## [DATASET]
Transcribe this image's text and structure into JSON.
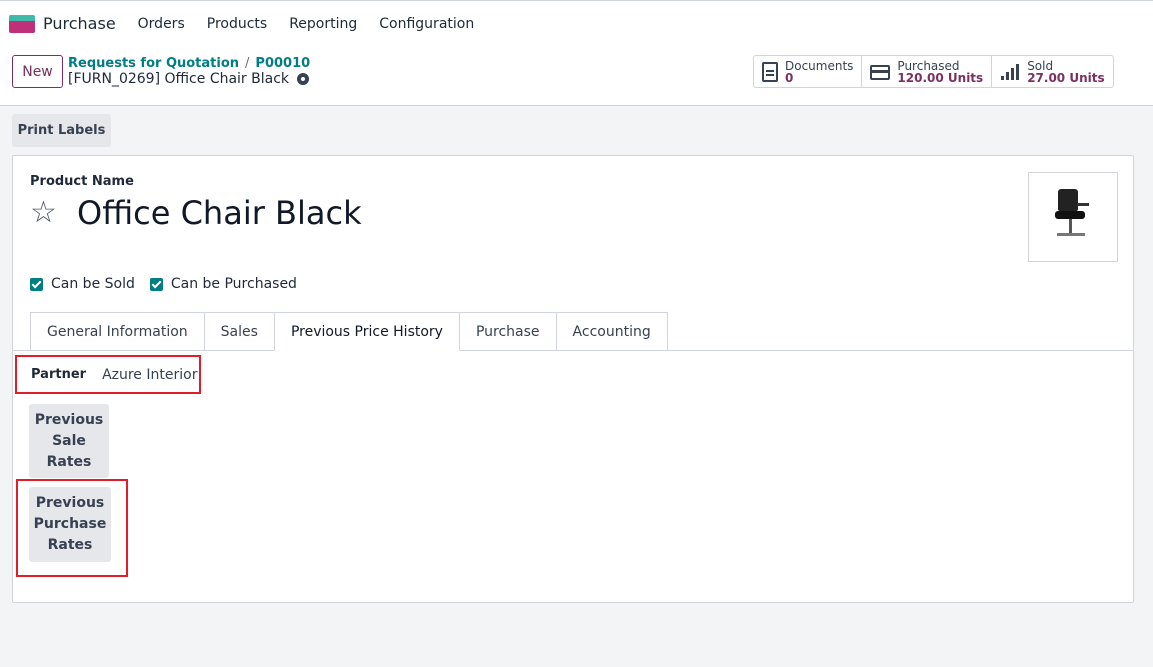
{
  "topbar": {
    "app_name": "Purchase",
    "menu": [
      "Orders",
      "Products",
      "Reporting",
      "Configuration"
    ]
  },
  "control": {
    "new_label": "New",
    "breadcrumb": [
      "Requests for Quotation",
      "P00010"
    ],
    "breadcrumb_sep": "/",
    "record_title": "[FURN_0269] Office Chair Black"
  },
  "smart_buttons": [
    {
      "label": "Documents",
      "value": "0",
      "icon": "document-icon"
    },
    {
      "label": "Purchased",
      "value": "120.00 Units",
      "icon": "credit-card-icon"
    },
    {
      "label": "Sold",
      "value": "27.00 Units",
      "icon": "signal-bars-icon"
    }
  ],
  "actions": {
    "print_labels": "Print Labels"
  },
  "product": {
    "name_label": "Product Name",
    "name": "Office Chair Black",
    "can_be_sold": "Can be Sold",
    "can_be_purchased": "Can be Purchased"
  },
  "tabs": [
    "General Information",
    "Sales",
    "Previous Price History",
    "Purchase",
    "Accounting"
  ],
  "active_tab": "Previous Price History",
  "price_history": {
    "partner_label": "Partner",
    "partner_value": "Azure Interior",
    "sale_rates": [
      "Previous",
      "Sale",
      "Rates"
    ],
    "purchase_rates": [
      "Previous",
      "Purchase",
      "Rates"
    ]
  },
  "colors": {
    "brand": "#7b3061",
    "link": "#017e84",
    "highlight": "#e11d2a"
  }
}
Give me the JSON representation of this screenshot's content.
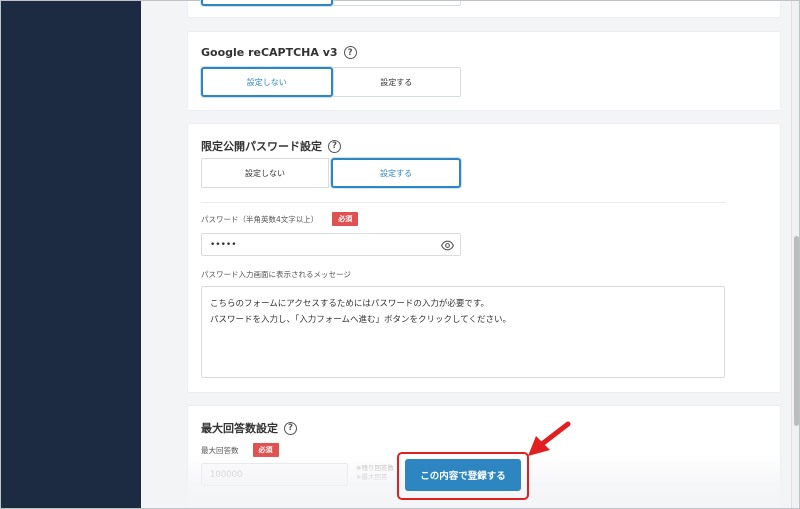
{
  "recaptcha": {
    "title": "Google reCAPTCHA v3",
    "options": [
      "設定しない",
      "設定する"
    ],
    "selected": "設定しない"
  },
  "limited_password": {
    "title": "限定公開パスワード設定",
    "options": [
      "設定しない",
      "設定する"
    ],
    "selected": "設定する",
    "password_label": "パスワード（半角英数4文字以上）",
    "required_badge": "必須",
    "password_value": "•••••",
    "message_label": "パスワード入力画面に表示されるメッセージ",
    "message_line1": "こちらのフォームにアクセスするためにはパスワードの入力が必要です。",
    "message_line2": "パスワードを入力し、「入力フォームへ進む」ボタンをクリックしてください。"
  },
  "max_answers": {
    "title": "最大回答数設定",
    "field_label": "最大回答数",
    "required_badge": "必須",
    "value": "100000",
    "note_line1": "※残り回答数",
    "note_line2": "※最大回答"
  },
  "submit": {
    "label": "この内容で登録する"
  },
  "icons": {
    "help": "question-circle-icon",
    "eye": "eye-icon",
    "arrow": "red-arrow-icon"
  },
  "colors": {
    "accent": "#2e86c1",
    "required": "#e05252",
    "sidebar": "#1c2b42",
    "highlight": "#e02020"
  }
}
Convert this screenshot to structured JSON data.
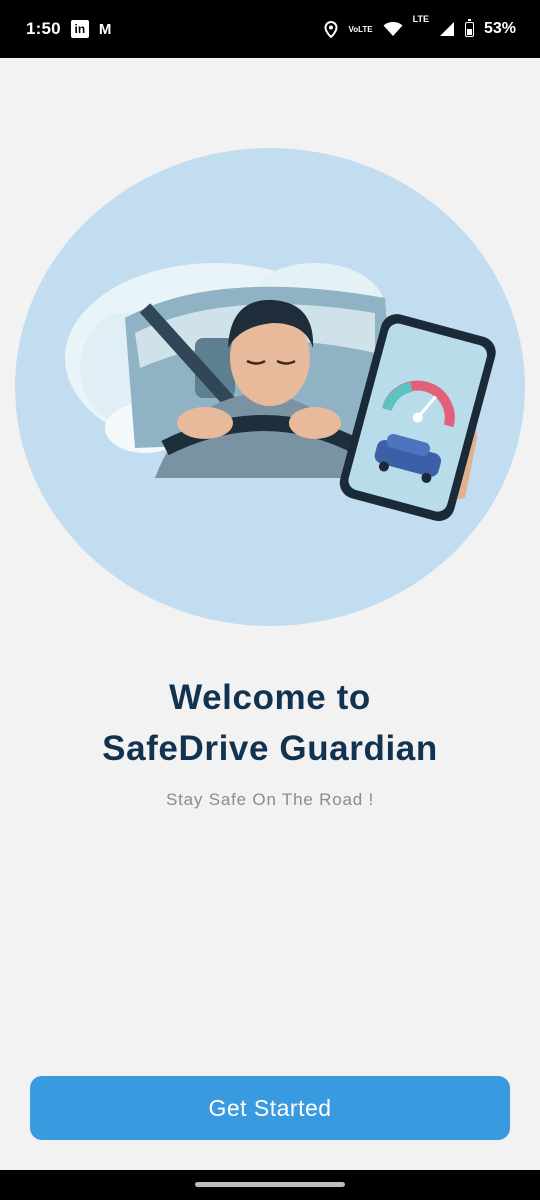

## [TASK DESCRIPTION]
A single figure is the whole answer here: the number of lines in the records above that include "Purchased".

## [RESULT]
2